The full set of records is to be reproduced verbatim.

[Entries from a dataset of interfaces]
◆ ◆ ◆ ◆
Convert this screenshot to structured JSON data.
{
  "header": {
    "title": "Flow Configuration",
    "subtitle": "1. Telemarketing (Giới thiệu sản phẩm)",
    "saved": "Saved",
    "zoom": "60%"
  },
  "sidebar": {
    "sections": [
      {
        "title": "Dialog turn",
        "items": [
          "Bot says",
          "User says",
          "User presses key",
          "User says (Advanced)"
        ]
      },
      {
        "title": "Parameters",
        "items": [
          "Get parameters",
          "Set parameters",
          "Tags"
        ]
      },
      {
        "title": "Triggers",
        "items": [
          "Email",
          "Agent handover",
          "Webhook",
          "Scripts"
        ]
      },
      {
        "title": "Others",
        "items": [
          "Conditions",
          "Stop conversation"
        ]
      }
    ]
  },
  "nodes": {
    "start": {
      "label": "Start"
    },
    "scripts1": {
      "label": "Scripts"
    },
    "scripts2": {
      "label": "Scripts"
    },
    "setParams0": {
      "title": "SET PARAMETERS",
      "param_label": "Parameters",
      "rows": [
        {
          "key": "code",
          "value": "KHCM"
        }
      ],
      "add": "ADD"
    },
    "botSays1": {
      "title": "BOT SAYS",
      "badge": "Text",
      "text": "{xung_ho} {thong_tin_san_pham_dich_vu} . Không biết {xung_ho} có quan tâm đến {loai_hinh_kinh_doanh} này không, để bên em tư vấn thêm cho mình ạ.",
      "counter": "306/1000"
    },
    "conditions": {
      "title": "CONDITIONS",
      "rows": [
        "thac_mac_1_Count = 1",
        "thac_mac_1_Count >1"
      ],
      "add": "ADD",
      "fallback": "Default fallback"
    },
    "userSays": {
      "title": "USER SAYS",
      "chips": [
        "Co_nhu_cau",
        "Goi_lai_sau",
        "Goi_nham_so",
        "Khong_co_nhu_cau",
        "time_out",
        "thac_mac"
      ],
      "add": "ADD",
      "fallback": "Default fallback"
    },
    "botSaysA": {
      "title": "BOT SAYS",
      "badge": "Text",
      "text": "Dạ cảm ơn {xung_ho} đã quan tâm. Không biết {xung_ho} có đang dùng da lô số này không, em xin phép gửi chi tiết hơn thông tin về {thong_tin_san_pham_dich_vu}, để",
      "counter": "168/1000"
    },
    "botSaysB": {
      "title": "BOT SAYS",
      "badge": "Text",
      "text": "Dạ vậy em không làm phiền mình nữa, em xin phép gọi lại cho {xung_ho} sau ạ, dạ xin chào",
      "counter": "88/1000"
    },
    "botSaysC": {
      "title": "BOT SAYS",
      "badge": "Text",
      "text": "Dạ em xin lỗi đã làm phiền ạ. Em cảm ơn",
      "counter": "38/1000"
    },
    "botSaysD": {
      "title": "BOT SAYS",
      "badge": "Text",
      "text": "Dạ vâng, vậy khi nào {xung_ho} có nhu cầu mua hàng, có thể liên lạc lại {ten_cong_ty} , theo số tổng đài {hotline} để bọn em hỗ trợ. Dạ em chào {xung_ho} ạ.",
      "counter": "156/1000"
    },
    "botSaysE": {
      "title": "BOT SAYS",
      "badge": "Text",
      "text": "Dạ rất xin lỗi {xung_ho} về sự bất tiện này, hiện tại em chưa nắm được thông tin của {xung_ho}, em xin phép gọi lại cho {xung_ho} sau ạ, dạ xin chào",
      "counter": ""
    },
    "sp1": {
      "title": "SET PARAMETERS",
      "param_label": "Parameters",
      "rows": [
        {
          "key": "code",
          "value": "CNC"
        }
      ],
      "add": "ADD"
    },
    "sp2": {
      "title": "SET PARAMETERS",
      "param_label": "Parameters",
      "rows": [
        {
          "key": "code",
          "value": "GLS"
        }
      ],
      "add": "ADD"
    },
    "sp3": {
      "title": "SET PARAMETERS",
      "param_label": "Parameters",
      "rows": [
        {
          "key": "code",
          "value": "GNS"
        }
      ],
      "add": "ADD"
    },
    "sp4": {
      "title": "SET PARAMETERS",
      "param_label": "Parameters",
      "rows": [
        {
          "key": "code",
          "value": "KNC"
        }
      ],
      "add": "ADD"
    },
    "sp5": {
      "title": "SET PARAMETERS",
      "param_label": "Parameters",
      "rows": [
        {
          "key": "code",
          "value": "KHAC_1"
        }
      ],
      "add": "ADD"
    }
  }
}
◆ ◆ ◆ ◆
**Solution for this problem:**
Convert this screenshot to structured JSON data.
{
  "header": {
    "title": "Flow Configuration",
    "subtitle": "1. Telemarketing (Giới thiệu sản phẩm)",
    "saved": "Saved",
    "zoom": "60%"
  },
  "sidebar": {
    "sections": [
      {
        "title": "Dialog turn",
        "items": [
          "Bot says",
          "User says",
          "User presses key",
          "User says (Advanced)"
        ]
      },
      {
        "title": "Parameters",
        "items": [
          "Get parameters",
          "Set parameters",
          "Tags"
        ]
      },
      {
        "title": "Triggers",
        "items": [
          "Email",
          "Agent handover",
          "Webhook",
          "Scripts"
        ]
      },
      {
        "title": "Others",
        "items": [
          "Conditions",
          "Stop conversation"
        ]
      }
    ]
  },
  "nodes": {
    "start": {
      "label": "Start"
    },
    "scripts1": {
      "label": "Scripts"
    },
    "scripts2": {
      "label": "Scripts"
    },
    "setParams0": {
      "title": "SET PARAMETERS",
      "param_label": "Parameters",
      "rows": [
        {
          "key": "code",
          "value": "KHCM"
        }
      ],
      "add": "ADD"
    },
    "botSays1": {
      "title": "BOT SAYS",
      "badge": "Text",
      "text": "{xung_ho} {thong_tin_san_pham_dich_vu} . Không biết {xung_ho} có quan tâm đến {loai_hinh_kinh_doanh} này không, để bên em tư vấn thêm cho mình ạ.",
      "counter": "306/1000"
    },
    "conditions": {
      "title": "CONDITIONS",
      "rows": [
        "thac_mac_1_Count = 1",
        "thac_mac_1_Count >1"
      ],
      "add": "ADD",
      "fallback": "Default fallback"
    },
    "userSays": {
      "title": "USER SAYS",
      "chips": [
        "Co_nhu_cau",
        "Goi_lai_sau",
        "Goi_nham_so",
        "Khong_co_nhu_cau",
        "time_out",
        "thac_mac"
      ],
      "add": "ADD",
      "fallback": "Default fallback"
    },
    "botSaysA": {
      "title": "BOT SAYS",
      "badge": "Text",
      "text": "Dạ cảm ơn {xung_ho} đã quan tâm. Không biết {xung_ho} có đang dùng da lô số này không, em xin phép gửi chi tiết hơn thông tin về {thong_tin_san_pham_dich_vu}, để",
      "counter": "168/1000"
    },
    "botSaysB": {
      "title": "BOT SAYS",
      "badge": "Text",
      "text": "Dạ vậy em không làm phiền mình nữa, em xin phép gọi lại cho {xung_ho} sau ạ, dạ xin chào",
      "counter": "88/1000"
    },
    "botSaysC": {
      "title": "BOT SAYS",
      "badge": "Text",
      "text": "Dạ em xin lỗi đã làm phiền ạ. Em cảm ơn",
      "counter": "38/1000"
    },
    "botSaysD": {
      "title": "BOT SAYS",
      "badge": "Text",
      "text": "Dạ vâng, vậy khi nào {xung_ho} có nhu cầu mua hàng, có thể liên lạc lại {ten_cong_ty} , theo số tổng đài {hotline} để bọn em hỗ trợ. Dạ em chào {xung_ho} ạ.",
      "counter": "156/1000"
    },
    "botSaysE": {
      "title": "BOT SAYS",
      "badge": "Text",
      "text": "Dạ rất xin lỗi {xung_ho} về sự bất tiện này, hiện tại em chưa nắm được thông tin của {xung_ho}, em xin phép gọi lại cho {xung_ho} sau ạ, dạ xin chào",
      "counter": ""
    },
    "sp1": {
      "title": "SET PARAMETERS",
      "param_label": "Parameters",
      "rows": [
        {
          "key": "code",
          "value": "CNC"
        }
      ],
      "add": "ADD"
    },
    "sp2": {
      "title": "SET PARAMETERS",
      "param_label": "Parameters",
      "rows": [
        {
          "key": "code",
          "value": "GLS"
        }
      ],
      "add": "ADD"
    },
    "sp3": {
      "title": "SET PARAMETERS",
      "param_label": "Parameters",
      "rows": [
        {
          "key": "code",
          "value": "GNS"
        }
      ],
      "add": "ADD"
    },
    "sp4": {
      "title": "SET PARAMETERS",
      "param_label": "Parameters",
      "rows": [
        {
          "key": "code",
          "value": "KNC"
        }
      ],
      "add": "ADD"
    },
    "sp5": {
      "title": "SET PARAMETERS",
      "param_label": "Parameters",
      "rows": [
        {
          "key": "code",
          "value": "KHAC_1"
        }
      ],
      "add": "ADD"
    }
  }
}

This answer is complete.